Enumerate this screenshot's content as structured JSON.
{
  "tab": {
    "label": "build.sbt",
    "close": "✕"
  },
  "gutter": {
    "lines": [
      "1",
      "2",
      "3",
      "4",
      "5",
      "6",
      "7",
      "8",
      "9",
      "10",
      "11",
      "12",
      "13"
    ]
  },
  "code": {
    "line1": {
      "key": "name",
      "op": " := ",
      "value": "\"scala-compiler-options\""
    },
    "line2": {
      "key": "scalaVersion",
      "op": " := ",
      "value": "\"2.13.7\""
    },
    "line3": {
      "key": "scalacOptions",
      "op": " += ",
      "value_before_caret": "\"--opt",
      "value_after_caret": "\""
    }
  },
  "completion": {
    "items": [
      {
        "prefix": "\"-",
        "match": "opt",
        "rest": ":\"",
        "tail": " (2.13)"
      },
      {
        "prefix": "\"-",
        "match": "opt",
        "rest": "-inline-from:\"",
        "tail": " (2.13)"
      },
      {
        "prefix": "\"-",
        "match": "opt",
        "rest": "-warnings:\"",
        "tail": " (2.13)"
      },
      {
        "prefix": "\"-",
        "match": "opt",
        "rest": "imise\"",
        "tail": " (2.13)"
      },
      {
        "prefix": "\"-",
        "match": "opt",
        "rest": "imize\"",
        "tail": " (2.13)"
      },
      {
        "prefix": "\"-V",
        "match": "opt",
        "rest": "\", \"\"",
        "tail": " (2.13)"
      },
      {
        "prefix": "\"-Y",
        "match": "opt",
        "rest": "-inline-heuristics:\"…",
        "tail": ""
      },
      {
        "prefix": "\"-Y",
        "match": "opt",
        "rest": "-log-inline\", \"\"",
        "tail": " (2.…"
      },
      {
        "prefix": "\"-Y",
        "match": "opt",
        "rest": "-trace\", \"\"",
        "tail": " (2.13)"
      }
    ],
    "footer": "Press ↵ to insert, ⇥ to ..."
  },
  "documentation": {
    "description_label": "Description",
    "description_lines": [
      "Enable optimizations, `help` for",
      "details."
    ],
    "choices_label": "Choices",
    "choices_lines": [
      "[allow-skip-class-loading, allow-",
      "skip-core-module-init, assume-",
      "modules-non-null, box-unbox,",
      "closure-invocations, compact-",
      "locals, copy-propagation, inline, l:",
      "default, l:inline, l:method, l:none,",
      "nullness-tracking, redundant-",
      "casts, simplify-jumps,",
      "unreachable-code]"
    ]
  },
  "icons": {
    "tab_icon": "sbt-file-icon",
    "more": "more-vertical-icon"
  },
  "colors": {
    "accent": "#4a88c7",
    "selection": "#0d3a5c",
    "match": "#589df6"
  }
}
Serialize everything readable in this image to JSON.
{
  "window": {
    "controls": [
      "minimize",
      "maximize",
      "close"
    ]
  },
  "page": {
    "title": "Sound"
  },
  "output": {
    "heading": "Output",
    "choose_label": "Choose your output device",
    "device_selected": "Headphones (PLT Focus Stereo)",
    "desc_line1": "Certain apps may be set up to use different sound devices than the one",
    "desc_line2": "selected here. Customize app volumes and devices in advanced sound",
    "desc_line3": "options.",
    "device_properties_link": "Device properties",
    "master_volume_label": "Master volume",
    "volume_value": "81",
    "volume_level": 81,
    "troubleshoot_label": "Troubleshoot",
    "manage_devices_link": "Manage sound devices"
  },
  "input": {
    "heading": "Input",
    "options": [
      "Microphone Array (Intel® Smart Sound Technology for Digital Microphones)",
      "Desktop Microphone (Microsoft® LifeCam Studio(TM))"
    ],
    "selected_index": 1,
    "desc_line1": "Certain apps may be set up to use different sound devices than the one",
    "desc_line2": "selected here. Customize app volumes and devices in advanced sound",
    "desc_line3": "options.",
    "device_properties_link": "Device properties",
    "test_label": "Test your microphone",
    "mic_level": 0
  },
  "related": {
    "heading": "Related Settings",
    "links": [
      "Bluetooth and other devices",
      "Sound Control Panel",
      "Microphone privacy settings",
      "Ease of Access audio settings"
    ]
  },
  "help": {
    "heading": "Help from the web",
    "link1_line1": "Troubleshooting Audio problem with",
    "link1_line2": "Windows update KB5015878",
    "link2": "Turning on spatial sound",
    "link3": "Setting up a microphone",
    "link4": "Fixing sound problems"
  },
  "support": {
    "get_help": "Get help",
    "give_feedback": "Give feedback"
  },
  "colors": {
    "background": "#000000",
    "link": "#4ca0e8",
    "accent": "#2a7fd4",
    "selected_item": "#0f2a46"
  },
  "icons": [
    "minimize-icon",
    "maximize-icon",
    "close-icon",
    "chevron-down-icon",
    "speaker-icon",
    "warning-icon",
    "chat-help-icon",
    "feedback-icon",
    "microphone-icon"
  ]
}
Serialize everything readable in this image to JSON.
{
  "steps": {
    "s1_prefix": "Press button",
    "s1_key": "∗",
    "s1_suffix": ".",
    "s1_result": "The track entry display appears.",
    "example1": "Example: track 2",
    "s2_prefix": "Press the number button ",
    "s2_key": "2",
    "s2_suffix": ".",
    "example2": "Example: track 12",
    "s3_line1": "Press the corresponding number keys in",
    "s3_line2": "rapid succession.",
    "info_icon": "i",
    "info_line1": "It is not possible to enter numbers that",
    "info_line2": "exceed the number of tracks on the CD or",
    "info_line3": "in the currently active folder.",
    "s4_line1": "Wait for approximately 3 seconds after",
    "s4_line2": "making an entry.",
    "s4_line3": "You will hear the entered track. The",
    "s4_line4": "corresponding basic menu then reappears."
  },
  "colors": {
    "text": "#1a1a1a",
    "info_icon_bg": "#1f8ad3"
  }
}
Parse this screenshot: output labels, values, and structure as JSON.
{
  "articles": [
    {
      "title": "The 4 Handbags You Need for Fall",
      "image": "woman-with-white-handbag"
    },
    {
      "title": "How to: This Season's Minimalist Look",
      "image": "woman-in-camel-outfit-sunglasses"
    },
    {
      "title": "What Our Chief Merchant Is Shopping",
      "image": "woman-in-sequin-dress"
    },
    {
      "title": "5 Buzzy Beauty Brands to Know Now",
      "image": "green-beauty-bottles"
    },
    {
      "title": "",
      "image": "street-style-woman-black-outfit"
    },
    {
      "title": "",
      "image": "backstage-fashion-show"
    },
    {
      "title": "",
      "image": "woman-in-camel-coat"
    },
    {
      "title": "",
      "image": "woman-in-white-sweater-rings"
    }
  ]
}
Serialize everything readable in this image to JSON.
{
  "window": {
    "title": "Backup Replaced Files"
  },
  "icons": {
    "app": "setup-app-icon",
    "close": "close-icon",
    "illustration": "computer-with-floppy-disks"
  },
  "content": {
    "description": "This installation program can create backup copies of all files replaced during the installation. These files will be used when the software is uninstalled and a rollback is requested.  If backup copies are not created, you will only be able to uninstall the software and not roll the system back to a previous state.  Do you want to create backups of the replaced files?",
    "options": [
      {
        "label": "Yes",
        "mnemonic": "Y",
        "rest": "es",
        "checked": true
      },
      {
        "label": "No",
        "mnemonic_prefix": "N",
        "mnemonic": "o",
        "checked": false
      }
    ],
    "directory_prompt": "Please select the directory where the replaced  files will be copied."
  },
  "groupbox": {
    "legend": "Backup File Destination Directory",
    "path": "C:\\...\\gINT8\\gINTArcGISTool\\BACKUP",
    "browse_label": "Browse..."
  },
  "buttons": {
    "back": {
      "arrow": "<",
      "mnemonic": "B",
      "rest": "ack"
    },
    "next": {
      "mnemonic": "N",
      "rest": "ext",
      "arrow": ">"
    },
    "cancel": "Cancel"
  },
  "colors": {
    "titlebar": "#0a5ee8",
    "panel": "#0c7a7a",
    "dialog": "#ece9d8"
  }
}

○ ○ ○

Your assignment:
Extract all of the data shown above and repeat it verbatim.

Response box:
Enumerate this screenshot's content as structured JSON.
{
  "tab": {
    "label": "build.sbt",
    "close": "✕"
  },
  "gutter": {
    "lines": [
      "1",
      "2",
      "3",
      "4",
      "5",
      "6",
      "7",
      "8",
      "9",
      "10",
      "11",
      "12",
      "13"
    ]
  },
  "code": {
    "line1": {
      "key": "name",
      "op": " := ",
      "value": "\"scala-compiler-options\""
    },
    "line2": {
      "key": "scalaVersion",
      "op": " := ",
      "value": "\"2.13.7\""
    },
    "line3": {
      "key": "scalacOptions",
      "op": " += ",
      "value_before_caret": "\"--opt",
      "value_after_caret": "\""
    }
  },
  "completion": {
    "items": [
      {
        "prefix": "\"-",
        "match": "opt",
        "rest": ":\"",
        "tail": " (2.13)"
      },
      {
        "prefix": "\"-",
        "match": "opt",
        "rest": "-inline-from:\"",
        "tail": " (2.13)"
      },
      {
        "prefix": "\"-",
        "match": "opt",
        "rest": "-warnings:\"",
        "tail": " (2.13)"
      },
      {
        "prefix": "\"-",
        "match": "opt",
        "rest": "imise\"",
        "tail": " (2.13)"
      },
      {
        "prefix": "\"-",
        "match": "opt",
        "rest": "imize\"",
        "tail": " (2.13)"
      },
      {
        "prefix": "\"-V",
        "match": "opt",
        "rest": "\", \"\"",
        "tail": " (2.13)"
      },
      {
        "prefix": "\"-Y",
        "match": "opt",
        "rest": "-inline-heuristics:\"…",
        "tail": ""
      },
      {
        "prefix": "\"-Y",
        "match": "opt",
        "rest": "-log-inline\", \"\"",
        "tail": " (2.…"
      },
      {
        "prefix": "\"-Y",
        "match": "opt",
        "rest": "-trace\", \"\"",
        "tail": " (2.13)"
      }
    ],
    "footer": "Press ↵ to insert, ⇥ to ..."
  },
  "documentation": {
    "description_label": "Description",
    "description_lines": [
      "Enable optimizations, `help` for",
      "details."
    ],
    "choices_label": "Choices",
    "choices_lines": [
      "[allow-skip-class-loading, allow-",
      "skip-core-module-init, assume-",
      "modules-non-null, box-unbox,",
      "closure-invocations, compact-",
      "locals, copy-propagation, inline, l:",
      "default, l:inline, l:method, l:none,",
      "nullness-tracking, redundant-",
      "casts, simplify-jumps,",
      "unreachable-code]"
    ]
  },
  "icons": {
    "tab_icon": "sbt-file-icon",
    "more": "more-vertical-icon"
  },
  "colors": {
    "accent": "#4a88c7",
    "selection": "#0d3a5c",
    "match": "#589df6"
  }
}
Serialize everything readable in this image to JSON.
{
  "window": {
    "controls": [
      "minimize",
      "maximize",
      "close"
    ]
  },
  "page": {
    "title": "Sound"
  },
  "output": {
    "heading": "Output",
    "choose_label": "Choose your output device",
    "device_selected": "Headphones (PLT Focus Stereo)",
    "desc_line1": "Certain apps may be set up to use different sound devices than the one",
    "desc_line2": "selected here. Customize app volumes and devices in advanced sound",
    "desc_line3": "options.",
    "device_properties_link": "Device properties",
    "master_volume_label": "Master volume",
    "volume_value": "81",
    "volume_level": 81,
    "troubleshoot_label": "Troubleshoot",
    "manage_devices_link": "Manage sound devices"
  },
  "input": {
    "heading": "Input",
    "options": [
      "Microphone Array (Intel® Smart Sound Technology for Digital Microphones)",
      "Desktop Microphone (Microsoft® LifeCam Studio(TM))"
    ],
    "selected_index": 1,
    "desc_line1": "Certain apps may be set up to use different sound devices than the one",
    "desc_line2": "selected here. Customize app volumes and devices in advanced sound",
    "desc_line3": "options.",
    "device_properties_link": "Device properties",
    "test_label": "Test your microphone",
    "mic_level": 0
  },
  "related": {
    "heading": "Related Settings",
    "links": [
      "Bluetooth and other devices",
      "Sound Control Panel",
      "Microphone privacy settings",
      "Ease of Access audio settings"
    ]
  },
  "help": {
    "heading": "Help from the web",
    "link1_line1": "Troubleshooting Audio problem with",
    "link1_line2": "Windows update KB5015878",
    "link2": "Turning on spatial sound",
    "link3": "Setting up a microphone",
    "link4": "Fixing sound problems"
  },
  "support": {
    "get_help": "Get help",
    "give_feedback": "Give feedback"
  },
  "colors": {
    "background": "#000000",
    "link": "#4ca0e8",
    "accent": "#2a7fd4",
    "selected_item": "#0f2a46"
  },
  "icons": [
    "minimize-icon",
    "maximize-icon",
    "close-icon",
    "chevron-down-icon",
    "speaker-icon",
    "warning-icon",
    "chat-help-icon",
    "feedback-icon",
    "microphone-icon"
  ]
}
Serialize everything readable in this image to JSON.
{
  "steps": {
    "s1_prefix": "Press button",
    "s1_key": "∗",
    "s1_suffix": ".",
    "s1_result": "The track entry display appears.",
    "example1": "Example: track 2",
    "s2_prefix": "Press the number button ",
    "s2_key": "2",
    "s2_suffix": ".",
    "example2": "Example: track 12",
    "s3_line1": "Press the corresponding number keys in",
    "s3_line2": "rapid succession.",
    "info_icon": "i",
    "info_line1": "It is not possible to enter numbers that",
    "info_line2": "exceed the number of tracks on the CD or",
    "info_line3": "in the currently active folder.",
    "s4_line1": "Wait for approximately 3 seconds after",
    "s4_line2": "making an entry.",
    "s4_line3": "You will hear the entered track. The",
    "s4_line4": "corresponding basic menu then reappears."
  },
  "colors": {
    "text": "#1a1a1a",
    "info_icon_bg": "#1f8ad3"
  }
}
Parse this screenshot: output labels, values, and structure as JSON.
{
  "articles": [
    {
      "title": "The 4 Handbags You Need for Fall",
      "image": "woman-with-white-handbag"
    },
    {
      "title": "How to: This Season's Minimalist Look",
      "image": "woman-in-camel-outfit-sunglasses"
    },
    {
      "title": "What Our Chief Merchant Is Shopping",
      "image": "woman-in-sequin-dress"
    },
    {
      "title": "5 Buzzy Beauty Brands to Know Now",
      "image": "green-beauty-bottles"
    },
    {
      "title": "",
      "image": "street-style-woman-black-outfit"
    },
    {
      "title": "",
      "image": "backstage-fashion-show"
    },
    {
      "title": "",
      "image": "woman-in-camel-coat"
    },
    {
      "title": "",
      "image": "woman-in-white-sweater-rings"
    }
  ]
}
Serialize everything readable in this image to JSON.
{
  "window": {
    "title": "Backup Replaced Files"
  },
  "icons": {
    "app": "setup-app-icon",
    "close": "close-icon",
    "illustration": "computer-with-floppy-disks"
  },
  "content": {
    "description": "This installation program can create backup copies of all files replaced during the installation. These files will be used when the software is uninstalled and a rollback is requested.  If backup copies are not created, you will only be able to uninstall the software and not roll the system back to a previous state.  Do you want to create backups of the replaced files?",
    "options": [
      {
        "label": "Yes",
        "mnemonic": "Y",
        "rest": "es",
        "checked": true
      },
      {
        "label": "No",
        "mnemonic_prefix": "N",
        "mnemonic": "o",
        "checked": false
      }
    ],
    "directory_prompt": "Please select the directory where the replaced  files will be copied."
  },
  "groupbox": {
    "legend": "Backup File Destination Directory",
    "path": "C:\\...\\gINT8\\gINTArcGISTool\\BACKUP",
    "browse_label": "Browse..."
  },
  "buttons": {
    "back": {
      "arrow": "<",
      "mnemonic": "B",
      "rest": "ack"
    },
    "next": {
      "mnemonic": "N",
      "rest": "ext",
      "arrow": ">"
    },
    "cancel": "Cancel"
  },
  "colors": {
    "titlebar": "#0a5ee8",
    "panel": "#0c7a7a",
    "dialog": "#ece9d8"
  }
}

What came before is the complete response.